Here in the Book of James, we meet another familiar word in the New Testament, the word “above.” The Book of James says, “Every perfect gift… is from above.” Well, that word “above” is the same word Jesus used when he told Nicodemus that one “must be born again” to see the kingdom of heaven. The phrase “born again” means, literally, to be “born from above.” John 3:3 says that one must be born from above in order to see the kingdom of heaven.
Every perfect gift, then, according to the Epistle of James, has the same characteristic of those seeing the kingdom of heaven. A perfect gift carries something with it “from above.” Could giving, and receiving, the perfect gift be like being born again? Yes, I think so. A perfect gift is that which carries some element of the divine, a heavenly glory, that comes from outside and above us. Every good gift, then, carries perfection with it when it comes with something “from above,” something holy, something of God. Every good gift, delivering something holy, is the perfect gift.
But here’s the thing. I hope we have all experienced giving, or receiving, that gift that became so perfect when we realized how personal it was. It came from who we are authentically; or it came to us with a sense of who the giver authentically is. Its honesty and authenticity and personal-ness is what touched us.
Thus, every perfect gift also carries some element of authentic humanity. Every perfect gift does not merely carry divinity. A perfect gift is also something that quite clearly comes from within us, to another person. A perfect gift delivers something of our authentic self to that other person.

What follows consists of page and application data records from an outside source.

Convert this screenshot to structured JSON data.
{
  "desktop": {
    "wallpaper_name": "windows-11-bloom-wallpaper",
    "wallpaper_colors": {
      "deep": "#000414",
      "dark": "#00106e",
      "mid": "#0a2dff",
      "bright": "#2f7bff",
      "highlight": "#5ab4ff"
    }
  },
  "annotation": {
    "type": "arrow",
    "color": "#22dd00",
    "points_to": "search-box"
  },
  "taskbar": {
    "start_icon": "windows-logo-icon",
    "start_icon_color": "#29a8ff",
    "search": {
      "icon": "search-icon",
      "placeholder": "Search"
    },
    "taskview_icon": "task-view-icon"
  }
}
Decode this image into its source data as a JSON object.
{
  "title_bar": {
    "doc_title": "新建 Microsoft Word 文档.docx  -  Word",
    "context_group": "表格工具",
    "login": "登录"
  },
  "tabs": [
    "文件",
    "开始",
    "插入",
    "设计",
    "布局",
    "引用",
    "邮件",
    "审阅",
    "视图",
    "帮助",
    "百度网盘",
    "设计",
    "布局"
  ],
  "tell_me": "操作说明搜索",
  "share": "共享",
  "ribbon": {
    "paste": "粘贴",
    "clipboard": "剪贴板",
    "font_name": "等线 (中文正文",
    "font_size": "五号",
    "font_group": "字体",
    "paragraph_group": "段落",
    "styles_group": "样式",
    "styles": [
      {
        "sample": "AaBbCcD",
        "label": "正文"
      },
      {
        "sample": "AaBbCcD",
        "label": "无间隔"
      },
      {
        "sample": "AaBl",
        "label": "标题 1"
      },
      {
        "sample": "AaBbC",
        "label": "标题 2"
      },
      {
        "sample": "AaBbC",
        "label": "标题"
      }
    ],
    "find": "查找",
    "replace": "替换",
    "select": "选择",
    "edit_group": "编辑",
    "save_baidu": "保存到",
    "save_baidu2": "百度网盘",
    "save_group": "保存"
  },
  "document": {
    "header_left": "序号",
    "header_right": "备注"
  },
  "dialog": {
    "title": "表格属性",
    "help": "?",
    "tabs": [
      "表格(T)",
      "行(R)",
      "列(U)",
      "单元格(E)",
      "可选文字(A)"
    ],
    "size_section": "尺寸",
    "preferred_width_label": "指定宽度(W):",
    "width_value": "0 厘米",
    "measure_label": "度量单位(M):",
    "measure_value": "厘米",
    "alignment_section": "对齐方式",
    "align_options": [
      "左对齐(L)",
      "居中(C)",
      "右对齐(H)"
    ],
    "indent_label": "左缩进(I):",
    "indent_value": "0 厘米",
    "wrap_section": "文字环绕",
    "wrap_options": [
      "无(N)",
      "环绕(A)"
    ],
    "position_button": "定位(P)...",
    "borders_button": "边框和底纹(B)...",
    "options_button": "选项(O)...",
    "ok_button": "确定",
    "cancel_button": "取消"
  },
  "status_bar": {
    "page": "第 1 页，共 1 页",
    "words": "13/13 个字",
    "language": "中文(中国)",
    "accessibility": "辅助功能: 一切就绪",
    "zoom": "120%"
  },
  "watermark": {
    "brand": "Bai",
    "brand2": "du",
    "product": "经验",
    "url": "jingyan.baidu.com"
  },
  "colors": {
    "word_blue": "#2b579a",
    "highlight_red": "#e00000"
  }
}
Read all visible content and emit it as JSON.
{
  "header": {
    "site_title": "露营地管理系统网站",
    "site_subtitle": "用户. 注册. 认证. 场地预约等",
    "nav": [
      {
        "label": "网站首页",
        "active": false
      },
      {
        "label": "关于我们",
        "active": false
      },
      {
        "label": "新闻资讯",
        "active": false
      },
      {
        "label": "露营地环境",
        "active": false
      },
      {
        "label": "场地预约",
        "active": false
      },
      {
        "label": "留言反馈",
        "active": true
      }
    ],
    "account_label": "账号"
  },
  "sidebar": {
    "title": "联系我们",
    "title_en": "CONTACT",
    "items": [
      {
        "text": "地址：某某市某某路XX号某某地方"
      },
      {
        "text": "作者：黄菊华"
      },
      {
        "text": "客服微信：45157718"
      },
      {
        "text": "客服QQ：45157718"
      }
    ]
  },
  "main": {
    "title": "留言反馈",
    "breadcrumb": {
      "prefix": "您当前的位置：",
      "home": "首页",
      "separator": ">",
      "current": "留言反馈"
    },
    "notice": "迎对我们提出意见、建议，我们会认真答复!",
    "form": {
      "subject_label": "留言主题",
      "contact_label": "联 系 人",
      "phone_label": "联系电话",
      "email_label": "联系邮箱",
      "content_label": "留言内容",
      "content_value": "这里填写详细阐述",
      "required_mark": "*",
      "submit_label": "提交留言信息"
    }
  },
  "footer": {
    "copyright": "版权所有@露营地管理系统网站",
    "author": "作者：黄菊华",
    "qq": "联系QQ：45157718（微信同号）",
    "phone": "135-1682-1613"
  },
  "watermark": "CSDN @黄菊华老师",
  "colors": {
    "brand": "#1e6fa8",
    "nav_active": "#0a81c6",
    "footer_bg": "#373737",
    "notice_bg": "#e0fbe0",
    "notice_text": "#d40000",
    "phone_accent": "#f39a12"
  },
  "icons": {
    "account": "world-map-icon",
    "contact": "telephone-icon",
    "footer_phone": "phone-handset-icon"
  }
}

Could it be that, ultimately, something of our authentic self, and something of the divine (from above) are the same thing? We are born again, and born from above, when we realize God; and we are born again, born from above, when we realize our true and authentic selves. And when we give of who we are, when we give of our authentic selves, we are giving the good gift that comes from above; we are giving the perfect gift. Every good gift, from within and from above, is the perfect gift.
The Very Reverend Samuel G. Candler
Dean of the Cathedral of St. Philip